DAY 1

Being widely touted as ‘dark horses’ for the 16-team tournament (the largest competition ever played outside of America!), Southampton, led by the Captain-Team UK Seeker combination of Sarah Dorricott and Dugald Young, were quietly confident, regardless of being drawn in the ‘Group of Death’ alongside Reading, St. Andrews and Leeds.

In all honesty, yours truly wasn’t there for the first match against Reading, having come back from France for the weekend. But what I can tell you is that Southampton won. Yay!

Next up were St. Andrews, a relatively new and unknown entity on the British Quidditch scene. This was a game which ended up being as physical and tightly fought as predicted, and was arguably one of the best games of the weekend, as St. Andrews caught the snitch 30 points behind to leave the game 50-50. Cue the first game of overtime being played in almost two years. A wonderful grab by Young left Southampton 2 from 2 and definitely qualified for Sunday’s finals day. All that remained was a straight shootout with Leeds for the top spot and bragging rights of the group.

Outrageously reliable beating from Will Buss (#BussForBritain) and dogged chasing from Southampton’s top scorer Jemma Thripp (#ThrippForBritain) led to an almost surprising domination by the southerners in a just as physical, draining game as its predecessor. Following another excellent snitch catch by Young, Southampton had won 100-20 and was going through to the Quarter’s full of confidence after such a promising start.

DAY 2

The big day approached in a sea of bruises and painkillers, as Southampton arose the Sunday morning, aching all over (mainly thanks to one brutal Leeds player in my case). Game 1 was to be against the Quidlings (Oxford’s B team), and it sure didn’t disappoint!
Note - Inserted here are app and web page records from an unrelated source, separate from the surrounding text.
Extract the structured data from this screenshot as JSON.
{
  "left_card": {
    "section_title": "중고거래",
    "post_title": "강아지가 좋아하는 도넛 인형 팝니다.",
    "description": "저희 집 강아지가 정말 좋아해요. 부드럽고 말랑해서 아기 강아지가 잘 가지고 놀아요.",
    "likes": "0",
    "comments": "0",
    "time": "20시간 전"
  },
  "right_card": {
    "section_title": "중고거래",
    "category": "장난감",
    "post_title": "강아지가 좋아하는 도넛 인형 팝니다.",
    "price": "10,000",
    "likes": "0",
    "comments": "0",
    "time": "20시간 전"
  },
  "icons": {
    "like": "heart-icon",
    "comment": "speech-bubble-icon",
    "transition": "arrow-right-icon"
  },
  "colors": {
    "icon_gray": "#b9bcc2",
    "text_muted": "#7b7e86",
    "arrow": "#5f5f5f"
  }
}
Once again, bludger control maintained by the imperious Soton beaters, allowed the speedy chasers to attack on the break, with Ollie Craig, Alex Carpenter and Thripp sharing goals to race into a 60-0 lead. As the snitch arrived back on the pitch, Southampton was within breathing distance of the semi-finals. Seekers Ellie Aaen and Alexandra Iantchenko hassled the American snitch, Austin Nuckols, working excellently at wearing him down. However, a 6ft 3 snitch often needs a 6ft 3 seeker; cue Craig to shamelessly steal the girls’ glory and end the match. SOUTHAMPTON WAS IN THE SEMI-FINALS!

Catching the Snitch

Admittedly, it went slightly downhill from here. Oxford is the best team in the country (potentially in Europe) – and posed too formidable for a slowly tiring Soton team. Despite the never-give-up attitude that had begun to characterise this team, they could do nothing to prevent a pretty humbling loss (even if I maintain that the 100-point difference flattered Oxford…).

Due to failing light, only 5 minutes break was allotted before the 3rd place play-off versus Bangor. With everything being so up-in-the-air (not literally, we play on the ground…) a slightly reluctant Southampton team lined up again. However, despite anybody’s predictions, an incredible performance from the entire team left Bangor reeling at 40-30 down. However, just when the Soton players dared to dream of a medal around their necks, a sudden snitch catch from the Bangor seeker left the whole ground in stunned silence. Southampton had finished 4th.

soton quidditch

Despite the disappointing way it finished, there is no denying the potential this team has to go a long way in the future. Defensively one of the best teams all weekend, conceding just 10 goals from 5 matches (let’s forget the Oxford anomaly) and with some serious contenders for the Team UK selection coming in the next few months, there is a serious feeling of optimism amongst the camp. One thing is for certain though, Southampton Quidditch Team are unlikely to ever be ‘dark horses’ again!